**Listed records**.
┌────────

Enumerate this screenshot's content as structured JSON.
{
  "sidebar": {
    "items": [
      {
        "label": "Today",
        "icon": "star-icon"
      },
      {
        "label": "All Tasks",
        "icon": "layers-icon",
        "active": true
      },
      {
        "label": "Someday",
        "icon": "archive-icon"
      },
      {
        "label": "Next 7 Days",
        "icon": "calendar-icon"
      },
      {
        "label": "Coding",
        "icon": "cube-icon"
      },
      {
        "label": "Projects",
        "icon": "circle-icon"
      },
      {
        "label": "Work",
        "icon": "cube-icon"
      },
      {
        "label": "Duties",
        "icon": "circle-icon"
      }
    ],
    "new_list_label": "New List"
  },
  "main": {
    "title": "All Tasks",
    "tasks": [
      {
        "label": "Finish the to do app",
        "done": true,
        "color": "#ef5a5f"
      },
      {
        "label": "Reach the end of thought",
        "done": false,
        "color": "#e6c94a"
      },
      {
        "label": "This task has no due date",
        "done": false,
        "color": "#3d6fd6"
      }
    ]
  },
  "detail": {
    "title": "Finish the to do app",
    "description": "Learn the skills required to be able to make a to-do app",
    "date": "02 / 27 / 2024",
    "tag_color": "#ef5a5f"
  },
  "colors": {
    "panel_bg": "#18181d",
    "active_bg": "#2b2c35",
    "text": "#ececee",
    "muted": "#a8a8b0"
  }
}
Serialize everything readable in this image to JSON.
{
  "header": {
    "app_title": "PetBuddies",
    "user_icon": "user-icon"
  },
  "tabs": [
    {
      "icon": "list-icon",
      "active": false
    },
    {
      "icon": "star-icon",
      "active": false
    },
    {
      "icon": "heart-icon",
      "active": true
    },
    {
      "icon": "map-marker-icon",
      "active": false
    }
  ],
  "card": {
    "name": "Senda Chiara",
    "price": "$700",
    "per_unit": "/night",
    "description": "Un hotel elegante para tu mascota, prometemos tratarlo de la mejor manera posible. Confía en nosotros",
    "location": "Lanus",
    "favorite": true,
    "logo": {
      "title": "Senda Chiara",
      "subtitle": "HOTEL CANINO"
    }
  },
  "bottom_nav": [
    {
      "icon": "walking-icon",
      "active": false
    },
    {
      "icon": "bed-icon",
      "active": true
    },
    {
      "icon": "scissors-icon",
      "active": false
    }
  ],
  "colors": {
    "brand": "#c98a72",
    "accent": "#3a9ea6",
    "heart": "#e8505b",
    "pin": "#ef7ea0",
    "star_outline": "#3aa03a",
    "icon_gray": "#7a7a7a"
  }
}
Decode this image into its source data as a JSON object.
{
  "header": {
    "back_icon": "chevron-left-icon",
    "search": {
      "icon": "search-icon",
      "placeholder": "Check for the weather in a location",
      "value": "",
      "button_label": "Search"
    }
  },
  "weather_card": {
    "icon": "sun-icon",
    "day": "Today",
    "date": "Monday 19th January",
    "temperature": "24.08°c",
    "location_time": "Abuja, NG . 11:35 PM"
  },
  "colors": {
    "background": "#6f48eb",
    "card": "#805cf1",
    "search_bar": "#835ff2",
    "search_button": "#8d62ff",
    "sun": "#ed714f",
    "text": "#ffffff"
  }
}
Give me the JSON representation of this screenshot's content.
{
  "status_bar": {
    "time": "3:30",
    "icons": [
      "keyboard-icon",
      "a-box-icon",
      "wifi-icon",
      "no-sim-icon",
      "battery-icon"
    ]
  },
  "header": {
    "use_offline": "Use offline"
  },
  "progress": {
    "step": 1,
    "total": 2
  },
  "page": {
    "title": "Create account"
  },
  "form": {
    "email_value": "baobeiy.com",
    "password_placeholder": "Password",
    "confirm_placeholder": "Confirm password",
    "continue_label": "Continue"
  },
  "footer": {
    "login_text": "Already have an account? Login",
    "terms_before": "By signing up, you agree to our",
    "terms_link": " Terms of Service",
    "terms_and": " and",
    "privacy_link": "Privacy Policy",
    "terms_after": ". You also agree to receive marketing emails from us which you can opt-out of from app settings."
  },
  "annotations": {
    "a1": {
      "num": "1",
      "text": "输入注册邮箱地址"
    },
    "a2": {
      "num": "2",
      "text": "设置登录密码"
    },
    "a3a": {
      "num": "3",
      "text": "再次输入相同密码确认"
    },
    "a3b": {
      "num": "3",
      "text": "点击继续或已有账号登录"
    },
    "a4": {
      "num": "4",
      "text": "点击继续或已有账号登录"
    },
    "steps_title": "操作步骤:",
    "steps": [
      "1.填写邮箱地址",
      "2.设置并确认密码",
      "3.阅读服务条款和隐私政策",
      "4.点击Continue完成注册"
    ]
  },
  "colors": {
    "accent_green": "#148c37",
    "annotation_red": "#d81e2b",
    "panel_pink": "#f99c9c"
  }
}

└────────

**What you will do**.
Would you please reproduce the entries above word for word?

**Exercise solution**.
Enumerate this screenshot's content as structured JSON.
{
  "sidebar": {
    "items": [
      {
        "label": "Today",
        "icon": "star-icon"
      },
      {
        "label": "All Tasks",
        "icon": "layers-icon",
        "active": true
      },
      {
        "label": "Someday",
        "icon": "archive-icon"
      },
      {
        "label": "Next 7 Days",
        "icon": "calendar-icon"
      },
      {
        "label": "Coding",
        "icon": "cube-icon"
      },
      {
        "label": "Projects",
        "icon": "circle-icon"
      },
      {
        "label": "Work",
        "icon": "cube-icon"
      },
      {
        "label": "Duties",
        "icon": "circle-icon"
      }
    ],
    "new_list_label": "New List"
  },
  "main": {
    "title": "All Tasks",
    "tasks": [
      {
        "label": "Finish the to do app",
        "done": true,
        "color": "#ef5a5f"
      },
      {
        "label": "Reach the end of thought",
        "done": false,
        "color": "#e6c94a"
      },
      {
        "label": "This task has no due date",
        "done": false,
        "color": "#3d6fd6"
      }
    ]
  },
  "detail": {
    "title": "Finish the to do app",
    "description": "Learn the skills required to be able to make a to-do app",
    "date": "02 / 27 / 2024",
    "tag_color": "#ef5a5f"
  },
  "colors": {
    "panel_bg": "#18181d",
    "active_bg": "#2b2c35",
    "text": "#ececee",
    "muted": "#a8a8b0"
  }
}
Serialize everything readable in this image to JSON.
{
  "header": {
    "app_title": "PetBuddies",
    "user_icon": "user-icon"
  },
  "tabs": [
    {
      "icon": "list-icon",
      "active": false
    },
    {
      "icon": "star-icon",
      "active": false
    },
    {
      "icon": "heart-icon",
      "active": true
    },
    {
      "icon": "map-marker-icon",
      "active": false
    }
  ],
  "card": {
    "name": "Senda Chiara",
    "price": "$700",
    "per_unit": "/night",
    "description": "Un hotel elegante para tu mascota, prometemos tratarlo de la mejor manera posible. Confía en nosotros",
    "location": "Lanus",
    "favorite": true,
    "logo": {
      "title": "Senda Chiara",
      "subtitle": "HOTEL CANINO"
    }
  },
  "bottom_nav": [
    {
      "icon": "walking-icon",
      "active": false
    },
    {
      "icon": "bed-icon",
      "active": true
    },
    {
      "icon": "scissors-icon",
      "active": false
    }
  ],
  "colors": {
    "brand": "#c98a72",
    "accent": "#3a9ea6",
    "heart": "#e8505b",
    "pin": "#ef7ea0",
    "star_outline": "#3aa03a",
    "icon_gray": "#7a7a7a"
  }
}
Decode this image into its source data as a JSON object.
{
  "header": {
    "back_icon": "chevron-left-icon",
    "search": {
      "icon": "search-icon",
      "placeholder": "Check for the weather in a location",
      "value": "",
      "button_label": "Search"
    }
  },
  "weather_card": {
    "icon": "sun-icon",
    "day": "Today",
    "date": "Monday 19th January",
    "temperature": "24.08°c",
    "location_time": "Abuja, NG . 11:35 PM"
  },
  "colors": {
    "background": "#6f48eb",
    "card": "#805cf1",
    "search_bar": "#835ff2",
    "search_button": "#8d62ff",
    "sun": "#ed714f",
    "text": "#ffffff"
  }
}
Give me the JSON representation of this screenshot's content.
{
  "status_bar": {
    "time": "3:30",
    "icons": [
      "keyboard-icon",
      "a-box-icon",
      "wifi-icon",
      "no-sim-icon",
      "battery-icon"
    ]
  },
  "header": {
    "use_offline": "Use offline"
  },
  "progress": {
    "step": 1,
    "total": 2
  },
  "page": {
    "title": "Create account"
  },
  "form": {
    "email_value": "baobeiy.com",
    "password_placeholder": "Password",
    "confirm_placeholder": "Confirm password",
    "continue_label": "Continue"
  },
  "footer": {
    "login_text": "Already have an account? Login",
    "terms_before": "By signing up, you agree to our",
    "terms_link": " Terms of Service",
    "terms_and": " and",
    "privacy_link": "Privacy Policy",
    "terms_after": ". You also agree to receive marketing emails from us which you can opt-out of from app settings."
  },
  "annotations": {
    "a1": {
      "num": "1",
      "text": "输入注册邮箱地址"
    },
    "a2": {
      "num": "2",
      "text": "设置登录密码"
    },
    "a3a": {
      "num": "3",
      "text": "再次输入相同密码确认"
    },
    "a3b": {
      "num": "3",
      "text": "点击继续或已有账号登录"
    },
    "a4": {
      "num": "4",
      "text": "点击继续或已有账号登录"
    },
    "steps_title": "操作步骤:",
    "steps": [
      "1.填写邮箱地址",
      "2.设置并确认密码",
      "3.阅读服务条款和隐私政策",
      "4.点击Continue完成注册"
    ]
  },
  "colors": {
    "accent_green": "#148c37",
    "annotation_red": "#d81e2b",
    "panel_pink": "#f99c9c"
  }
}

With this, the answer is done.